|US20100224546 *||Mar 5, 2010||Sep 9, 2010||Idex Health & Science Llc||Connection Assembly for Ultra High Pressure Liquid Chromatography|
|US20120079874 *||Dec 10, 2009||Apr 5, 2012||Anderson Jr James||Chromatography Columns|
|EP2315022A1 *||Oct 23, 2009||Apr 27, 2011||Agilent Technologies, Inc.||Chromatography column|
|WO2012074452A1 *||Oct 28, 2011||Jun 7, 2012||Biotage Ab||Chromatography column assembly comprising a sealing device|
|U.S. Classification||210/198.2, 73/61.53, 29/896.62|
|Cooperative Classification||G01N30/6091, G01N30/603, G01N30/6026, B01D15/22, Y10T29/49604|
|European Classification||B01D15/22, G01N30/60A7, G01N30/60E|
|Jan 31, 2006||AS||Assignment|
Owner name: LUKNOVA,NEW JERSEY
Free format text: ASSIGNMENT OF ASSIGNORS INTEREST;ASSIGNOR:CHI, YAWU;REEL/FRAME:017098/0452
Effective date: 20060128
Owner name: LUKNOVA, INC.,NEW JERSEY
Free format text: ASSIGNMENT OF ASSIGNORS INTEREST;ASSIGNOR:XU, YING;REEL/FRAME:017098/0457
Effective date: 20060128
Owner name: LUKNOVA,NEW JERSEY
Free format text: ASSIGNMENT OF ASSIGNORS INTEREST;ASSIGNOR:CAO, LIXIN;REEL/FRAME:017098/0459
Effective date: 20060127
|Sep 11, 2013||AS||Assignment|
Owner name: LUKNOVA INCORPORATED, MASSACHUSETTS

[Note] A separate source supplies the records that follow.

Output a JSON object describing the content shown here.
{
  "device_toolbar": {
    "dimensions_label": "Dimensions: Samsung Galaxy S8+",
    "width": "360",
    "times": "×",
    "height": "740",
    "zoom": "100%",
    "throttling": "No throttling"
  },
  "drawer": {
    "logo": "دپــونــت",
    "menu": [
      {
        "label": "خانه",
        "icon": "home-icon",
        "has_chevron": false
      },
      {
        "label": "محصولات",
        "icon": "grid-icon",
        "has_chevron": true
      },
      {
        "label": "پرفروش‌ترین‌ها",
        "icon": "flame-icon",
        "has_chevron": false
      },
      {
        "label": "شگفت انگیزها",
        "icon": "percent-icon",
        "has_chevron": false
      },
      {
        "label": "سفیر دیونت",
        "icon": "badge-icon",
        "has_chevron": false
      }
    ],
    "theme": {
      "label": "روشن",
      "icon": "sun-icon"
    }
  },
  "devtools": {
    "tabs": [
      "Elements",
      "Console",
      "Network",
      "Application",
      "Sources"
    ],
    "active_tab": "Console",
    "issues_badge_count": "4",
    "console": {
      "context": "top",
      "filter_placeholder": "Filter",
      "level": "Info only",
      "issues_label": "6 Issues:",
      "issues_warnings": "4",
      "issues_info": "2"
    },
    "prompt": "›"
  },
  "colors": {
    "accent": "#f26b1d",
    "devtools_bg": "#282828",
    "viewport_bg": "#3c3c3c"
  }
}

Free format text: MERGER;ASSIGNOR:LUKNOVA, INC.;REEL/FRAME:031187/0694
Effective date: 20100428
|Sep 22, 2013||FPAY||Fee payment|
Year of fee payment: 4